The Center also responded to many disaster events, including the mass shooting incident at Fort Lauderdale-Hollywood International Airport, the concert bombing in Manchester, U.K., the Las Vegas concert shootings, earthquakes in Mexico, and hurricanes in Texas, Florida, and Puerto Rico.



To address the significant impact of disaster exposure, such as the recent devastation from Hurricanes Maria and Irma in Puerto Rico and the U.S. Virgin Islands, CSTS continues to examine the risk and protective factors for post-traumatic disorders, distress, and health risk behaviors in civilian and military populations following traumatic events.


Center Scientists are examining the psychological and behavioral responses to the multiple hurricanes that occurred during the 2004 and 2005 hurricane seasons among Florida Department of Health workers, who were both first responders as well as personally affected by the storms. This included injury to self and family, and damage to homes, which in some cases required relocation. Our current focus is on the influence of individual collective efficacy following the four hurricanes and one tropical storm in 2004 on residents’ self-reports of daily mental health 21 months later, as measured by the CDC Health-Related Quality of Life Healthy Days assessment.

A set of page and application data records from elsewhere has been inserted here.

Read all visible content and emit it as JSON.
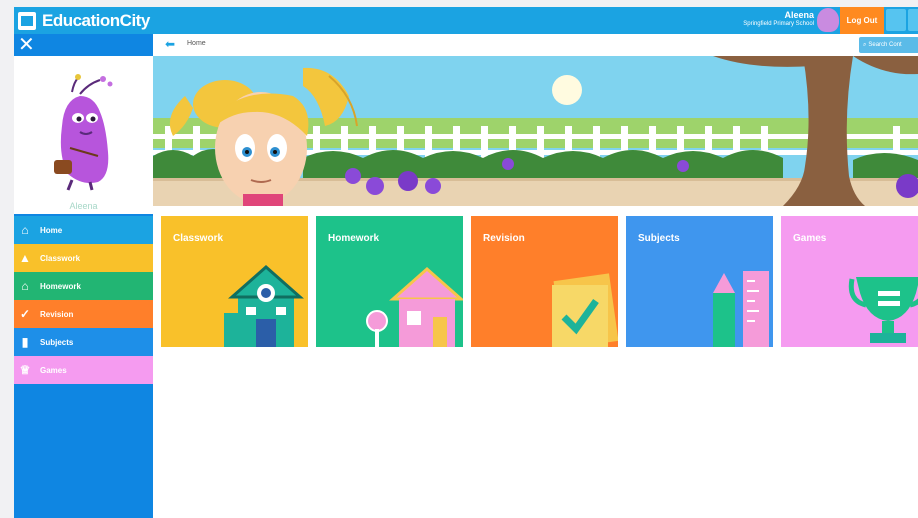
{
  "app": {
    "brand": "EducationCity"
  },
  "header": {
    "user_name": "Aleena",
    "school": "Springfield Primary School",
    "logout_label": "Log Out"
  },
  "breadcrumb": {
    "home": "Home"
  },
  "search": {
    "label": "Search Cont"
  },
  "profile": {
    "name": "Aleena"
  },
  "nav": [
    {
      "label": "Home",
      "color": "#1ba3e2",
      "icon": "home-icon"
    },
    {
      "label": "Classwork",
      "color": "#f9c12a",
      "icon": "classwork-icon"
    },
    {
      "label": "Homework",
      "color": "#22b573",
      "icon": "homework-icon"
    },
    {
      "label": "Revision",
      "color": "#ff7f2a",
      "icon": "revision-icon"
    },
    {
      "label": "Subjects",
      "color": "#1e8fe8",
      "icon": "subjects-icon"
    },
    {
      "label": "Games",
      "color": "#f59bf0",
      "icon": "trophy-icon"
    }
  ],
  "tiles": [
    {
      "label": "Classwork",
      "color": "#f9c12a"
    },
    {
      "label": "Homework",
      "color": "#1dc28a"
    },
    {
      "label": "Revision",
      "color": "#ff7f2a"
    },
    {
      "label": "Subjects",
      "color": "#3f96ee"
    },
    {
      "label": "Games",
      "color": "#f59bf0"
    }
  ]
}
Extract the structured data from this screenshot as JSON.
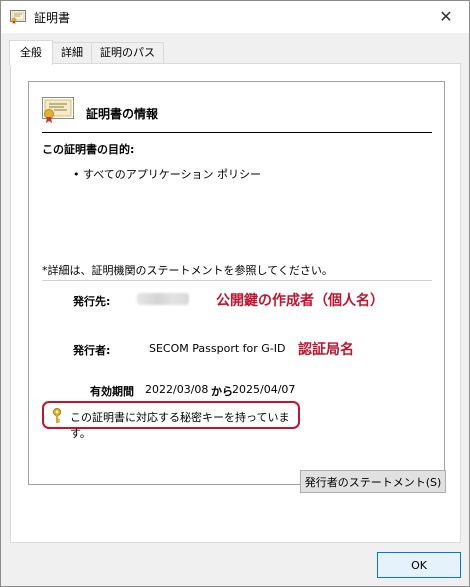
{
  "window": {
    "title": "証明書"
  },
  "tabs": [
    {
      "label": "全般"
    },
    {
      "label": "詳細"
    },
    {
      "label": "証明のパス"
    }
  ],
  "general": {
    "info_title": "証明書の情報",
    "purpose_heading": "この証明書の目的:",
    "purpose_item": "• すべてのアプリケーション ポリシー",
    "detail_note": "*詳細は、証明機関のステートメントを参照してください。",
    "issued_to_label": "発行先:",
    "issued_to_value_blurred": "Shuji Ohe",
    "issued_to_annotation": "公開鍵の作成者（個人名）",
    "issued_by_label": "発行者:",
    "issued_by_value": "SECOM Passport for G-ID",
    "issued_by_annotation": "認証局名",
    "validity_label": "有効期間",
    "validity_from": "2022/03/08",
    "validity_kara": "から",
    "validity_to": "2025/04/07",
    "private_key_note": "この証明書に対応する秘密キーを持っています。",
    "issuer_statement_button": "発行者のステートメント(S)"
  },
  "footer": {
    "ok_label": "OK"
  },
  "colors": {
    "annotation_red": "#c0152f",
    "ok_border": "#0078d7"
  }
}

Findings indicated that decreased collective efficacy was associated with increased risk of PTSD and frequent mental distress (reported as 14 or more mentally unhealthy days within the last 30 days). This research suggests the importance of community factors to disaster recovery in residents, and provides actionable recommendations for community leaders and clinicians to address longer-term mental health issues in individuals and communities following natural disaster exposure.


Psychiatry Research


Preventive Medicine and Biostatistics



Due to the increase in terrorist attacks worldwide, the Center remains focused on the psychological and behavioral effects of terrorist events.

We collected data from Washington, DC area residents at the time of the 2002 DC area sniper attacks. Our research in this area adds to the limited empirical findings, and makes a unique contribution to the literature on terrorist events. Currently we are examining the relationship of perceived safety and TV viewing during the attacks to post-traumatic stress and depressive symptoms.


In our study of 1,238 Washington, DC area residents, we found that high amounts of event-related television viewing (at least 2 hours per day) and decreased perceived safety were related to post-traumatic stress and depressive symptoms. Specifically, higher levels of TV viewing were associated with post-traumatic stress symptoms in individuals who reported both low and high levels of perceived safety, whereas high TV viewing was related to depressive symptoms particularly in those who reported low safety.

We continue to explore the inter-relationships of these characteristics and others in order to better prepare for terrorist events and inform interventions with individuals and communities.


In an ongoing collaboration with the University of California, Los Angeles (UCLA) and the National Institute of Justice, the Center is serving as part of a multi-site study to better understand risk and protective factors associated with response efforts following community mass violence.

For the study, CSTS is collaborating with leadership from the Washington Navy Yard because of the 2013 workplace mass shooting incident. This collaboration furthers an existing partnership between the Center and the Naval Sea Systems Command (NAVSEA) to provide ongoing assessment and interventions in support of NAVSEA personnel who have experienced social and occupational difficulties after the Washington Navy Yard mass shooting event. The Center and UCLA began the next phase of community engagement to further understand the impact of the 2013 event.